TO DO: Drop all images. Then write out each line below exactly as given.

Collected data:
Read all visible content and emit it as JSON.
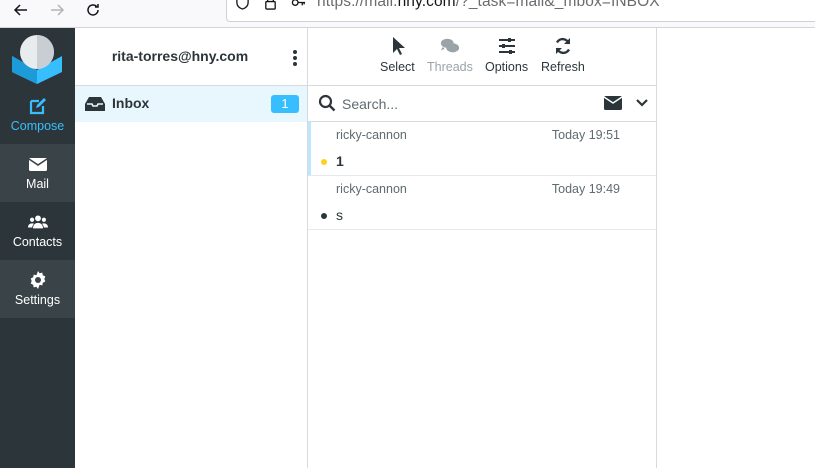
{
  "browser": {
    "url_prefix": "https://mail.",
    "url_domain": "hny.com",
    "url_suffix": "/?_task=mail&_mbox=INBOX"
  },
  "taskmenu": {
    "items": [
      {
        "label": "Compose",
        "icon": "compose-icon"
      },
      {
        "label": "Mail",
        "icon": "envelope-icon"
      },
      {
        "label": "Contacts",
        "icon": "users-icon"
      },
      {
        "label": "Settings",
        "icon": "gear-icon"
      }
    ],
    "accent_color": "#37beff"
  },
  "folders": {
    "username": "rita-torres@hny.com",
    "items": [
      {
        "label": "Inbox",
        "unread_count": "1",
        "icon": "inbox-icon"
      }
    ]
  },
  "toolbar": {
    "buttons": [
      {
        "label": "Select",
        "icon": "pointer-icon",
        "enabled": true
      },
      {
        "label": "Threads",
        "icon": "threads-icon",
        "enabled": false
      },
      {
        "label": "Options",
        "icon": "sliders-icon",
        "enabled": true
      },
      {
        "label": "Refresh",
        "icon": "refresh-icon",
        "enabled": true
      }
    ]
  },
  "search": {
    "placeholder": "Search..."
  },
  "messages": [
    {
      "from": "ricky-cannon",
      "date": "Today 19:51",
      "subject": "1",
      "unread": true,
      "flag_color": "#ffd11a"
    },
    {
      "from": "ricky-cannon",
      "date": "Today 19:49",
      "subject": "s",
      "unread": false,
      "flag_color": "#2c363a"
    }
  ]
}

FINAL ANSWER:
Read all visible content and emit it as JSON.
{
  "browser": {
    "url_prefix": "https://mail.",
    "url_domain": "hny.com",
    "url_suffix": "/?_task=mail&_mbox=INBOX"
  },
  "taskmenu": {
    "items": [
      {
        "label": "Compose",
        "icon": "compose-icon"
      },
      {
        "label": "Mail",
        "icon": "envelope-icon"
      },
      {
        "label": "Contacts",
        "icon": "users-icon"
      },
      {
        "label": "Settings",
        "icon": "gear-icon"
      }
    ],
    "accent_color": "#37beff"
  },
  "folders": {
    "username": "rita-torres@hny.com",
    "items": [
      {
        "label": "Inbox",
        "unread_count": "1",
        "icon": "inbox-icon"
      }
    ]
  },
  "toolbar": {
    "buttons": [
      {
        "label": "Select",
        "icon": "pointer-icon",
        "enabled": true
      },
      {
        "label": "Threads",
        "icon": "threads-icon",
        "enabled": false
      },
      {
        "label": "Options",
        "icon": "sliders-icon",
        "enabled": true
      },
      {
        "label": "Refresh",
        "icon": "refresh-icon",
        "enabled": true
      }
    ]
  },
  "search": {
    "placeholder": "Search..."
  },
  "messages": [
    {
      "from": "ricky-cannon",
      "date": "Today 19:51",
      "subject": "1",
      "unread": true,
      "flag_color": "#ffd11a"
    },
    {
      "from": "ricky-cannon",
      "date": "Today 19:49",
      "subject": "s",
      "unread": false,
      "flag_color": "#2c363a"
    }
  ]
}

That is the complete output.